The joint support for value-based reimbursement may seem to be at odds with the fact that eliminating the ACA would likely cut the legs out from under many of the population health initiatives and accountable care arrangements that have thrived under Obamacare, but pay-for-performance has not been subject to quite as much bitter politicking as other reform efforts.
That bodes well for the success of value-based care, Slavitt said, but providers have to get on board with the new quality and incentive program sooner rather than later.
“MACRA has to be a national, collaborative effort that’s driven locally to reinvent how Medicare works in a way that helps patients and physicians,” he stated. “Providers can’t just think about how they can reach compliance – because I think we’ve reduced that burden fairly significantly – but rather how to participate in a process that allows them to get paid to deliver care the way they want to.”
Convincing physicians of MACRA’s potential – or even alerting them to its presence – is shaping up to be a big ask for the next CMS Administrator.
A recent Merritt Hawkins survey for The Physicians Foundation found that only 20 percent of primary care providers are “very or somewhat familiar” with what MACRA requires, with employed providers and specialists among the least prepared to participate in the program.
Source: Merritt Hawkins / The Physicians Foundation
Providers who don’t take the opportunity to familiarize themselves with the penalty and incentive structure of the program that will replace meaningful use for eligible physicians are setting themselves up for painful reimbursement cuts, Slavitt warned.
“If everyone sits around and fails to use this period of time and just puts their heads in the sand or says they’re not going to participate, then they’re not going to be happy with the outcome,” he said.
“CMS aspires to develop a fully participative process where burden is reduced, physicians have more time to spend with patients, and we can create more models which can pay for what is truly working.
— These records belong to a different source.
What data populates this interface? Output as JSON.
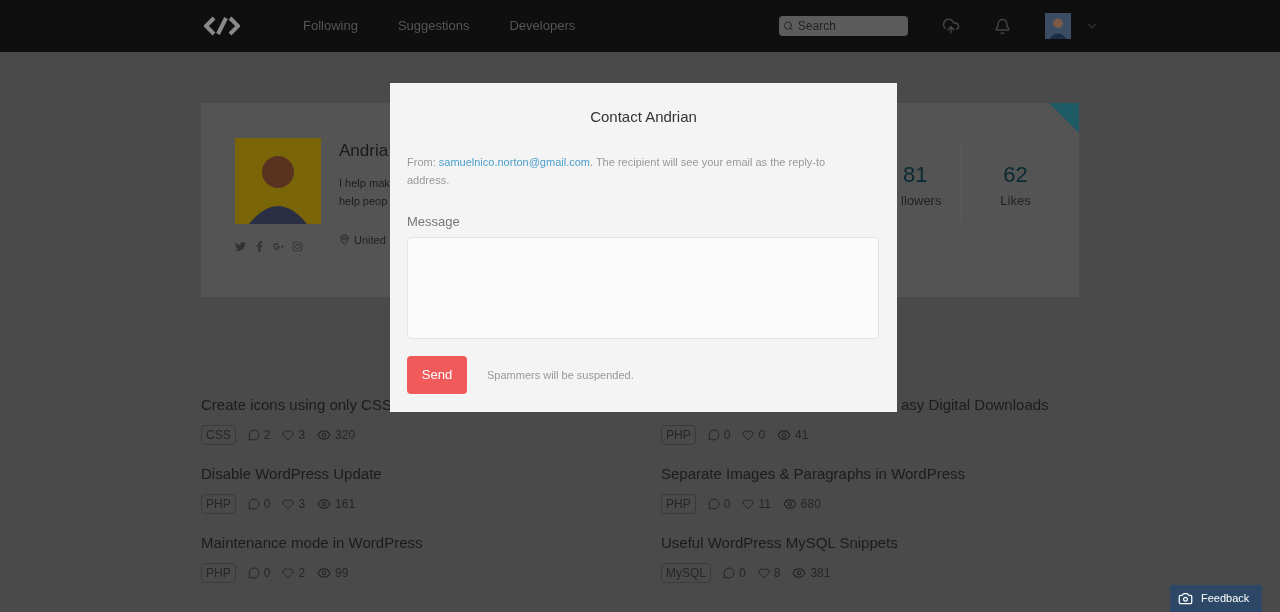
{
  "nav": {
    "links": [
      {
        "label": "Following",
        "selected": false
      },
      {
        "label": "Suggestions",
        "selected": false
      },
      {
        "label": "Developers",
        "selected": false
      }
    ],
    "search": {
      "placeholder": "Search"
    }
  },
  "profile": {
    "name": "Andria",
    "bio_lines": [
      "I help mak",
      "help peop"
    ],
    "location": "United",
    "featured": true,
    "stats": [
      {
        "value": "81",
        "label": "llowers"
      },
      {
        "value": "62",
        "label": "Likes"
      }
    ]
  },
  "posts": [
    {
      "title": "Create icons using only CSS",
      "tag": "CSS",
      "comments": "2",
      "likes": "3",
      "views": "320"
    },
    {
      "title": "asy Digital Downloads",
      "tag": "PHP",
      "comments": "0",
      "likes": "0",
      "views": "41"
    },
    {
      "title": "Disable WordPress Update",
      "tag": "PHP",
      "comments": "0",
      "likes": "3",
      "views": "161"
    },
    {
      "title": "Separate Images & Paragraphs in WordPress",
      "tag": "PHP",
      "comments": "0",
      "likes": "11",
      "views": "680"
    },
    {
      "title": "Maintenance mode in WordPress",
      "tag": "PHP",
      "comments": "0",
      "likes": "2",
      "views": "99"
    },
    {
      "title": "Useful WordPress MySQL Snippets",
      "tag": "MySQL",
      "comments": "0",
      "likes": "8",
      "views": "381"
    }
  ],
  "modal": {
    "title": "Contact Andrian",
    "from_label": "From:",
    "email": "samuelnico.norton@gmail.com",
    "note": ". The recipient will see your email as the reply-to address.",
    "message_label": "Message",
    "send": "Send",
    "spam_note": "Spammers will be suspended."
  },
  "feedback": {
    "label": "Feedback"
  }
}
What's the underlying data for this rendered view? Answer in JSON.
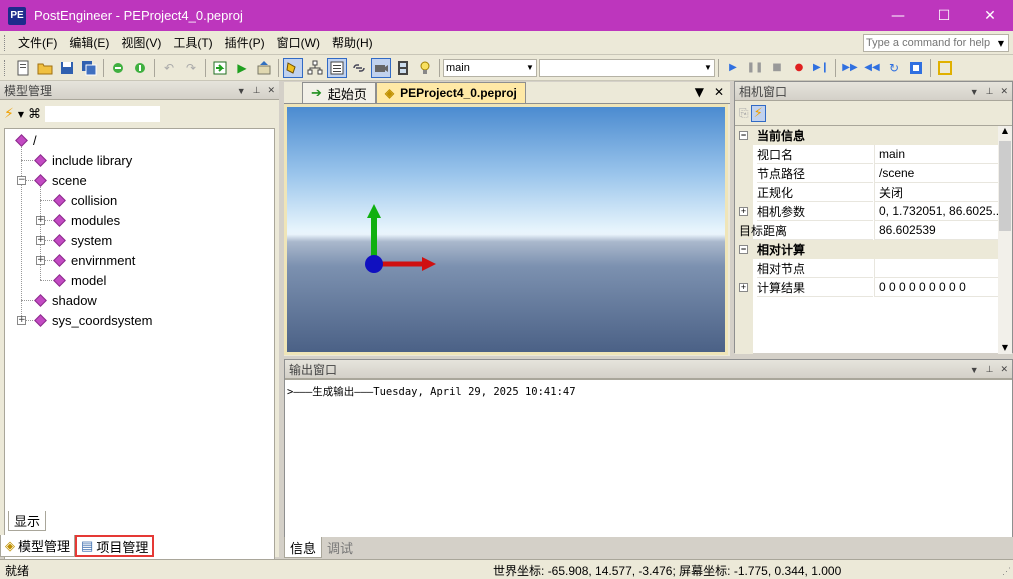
{
  "window": {
    "app_icon": "PE",
    "title": "PostEngineer - PEProject4_0.peproj",
    "controls": [
      "—",
      "☐",
      "✕"
    ]
  },
  "menu": {
    "items": [
      "文件(F)",
      "编辑(E)",
      "视图(V)",
      "工具(T)",
      "插件(P)",
      "窗口(W)",
      "帮助(H)"
    ],
    "command_placeholder": "Type a command for help"
  },
  "toolbar": {
    "camera_combo": "main",
    "second_combo": ""
  },
  "model_panel": {
    "title": "模型管理",
    "tree": [
      {
        "label": "/",
        "depth": 0
      },
      {
        "label": "include library",
        "depth": 1
      },
      {
        "label": "scene",
        "depth": 1,
        "expander": "−"
      },
      {
        "label": "collision",
        "depth": 2
      },
      {
        "label": "modules",
        "depth": 2,
        "expander": "+"
      },
      {
        "label": "system",
        "depth": 2,
        "expander": "+"
      },
      {
        "label": "envirnment",
        "depth": 2,
        "expander": "+"
      },
      {
        "label": "model",
        "depth": 2
      },
      {
        "label": "shadow",
        "depth": 1
      },
      {
        "label": "sys_coordsystem",
        "depth": 1,
        "expander": "+"
      }
    ],
    "show_tab": "显示",
    "tabs": [
      "模型管理",
      "项目管理"
    ]
  },
  "documents": {
    "tabs": [
      "起始页",
      "PEProject4_0.peproj"
    ],
    "active_tab": 1
  },
  "camera_panel": {
    "title": "相机窗口",
    "rows": [
      {
        "type": "cat",
        "key": "当前信息",
        "pm": "−"
      },
      {
        "type": "prop",
        "key": "视口名",
        "value": "main"
      },
      {
        "type": "prop",
        "key": "节点路径",
        "value": "/scene"
      },
      {
        "type": "prop",
        "key": "正规化",
        "value": "关闭"
      },
      {
        "type": "prop",
        "key": "相机参数",
        "value": "0, 1.732051, 86.6025...",
        "pm": "+"
      },
      {
        "type": "prop",
        "key": "目标距离",
        "value": "86.602539",
        "wide": true
      },
      {
        "type": "cat",
        "key": "相对计算",
        "pm": "−"
      },
      {
        "type": "prop",
        "key": "相对节点",
        "value": ""
      },
      {
        "type": "prop",
        "key": "计算结果",
        "value": "0 0 0 0 0 0 0 0 0",
        "pm": "+"
      }
    ]
  },
  "output_panel": {
    "title": "输出窗口",
    "line": ">———生成输出———Tuesday, April 29, 2025 10:41:47",
    "tabs": [
      "信息",
      "调试"
    ]
  },
  "statusbar": {
    "left": "就绪",
    "world_label": "世界坐标:",
    "world_value": "-65.908, 14.577, -3.476;",
    "screen_label": "屏幕坐标:",
    "screen_value": "-1.775, 0.344, 1.000"
  },
  "colors": {
    "titlebar": "#bd36bd",
    "axis_x": "#d01010",
    "axis_y": "#10b010",
    "axis_origin": "#1010c0",
    "highlight": "#e53935"
  }
}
We should create a set of tools for each of the communities to make the progress they’re ready to make as they make it.”
Hitting the value-based care tipping point
Regardless of what happens with the Affordable Care Act in the next few weeks or months, MACRA and the nation’s other value-based care initiatives are unlikely to fade away completely.
CMS is soon expecting more than 350,000 clinicians to participate in either the Medicare Shared Savings Program (MSSP), Next Generation Accountable Care Organization (ACO) model, Comprehensive End-Stage Renal Disease Care model, or the Comprehensive Primary Care Plus (CPC+) program.
And interest in the new MSSP Track 1+ Model, which qualifies as an Advanced Alternate Payment Model (APM) under MACRA, has also been strong since its introduction late in 2016.
The movement towards the adoption of risk-based financial models in Medicare as well as the private sector is bringing the industry closer to Medicare’s payment reform goals of having more than half of all payments in some sort of value-based construct by 2018.
“It’s a good measurable benchmark,” said Slavitt. “It sends a signal to physicians that we are getting very close to that tipping point.”
No matter what ultimately becomes of the Affordable Care Act, Slavitt hopes that value-based care will become the default setting for clinical decision making, no matter what insurance an individual patient is using.
“I don’t think we’re that far away from the point where physicians will always employ high-value care strategies instead of volume-based decisions, because they will be much more likely than not to get rewarded by payers for doing so. We want to get to the place where they will always get paid more for value than anything else. I don’t think we’re that far away.”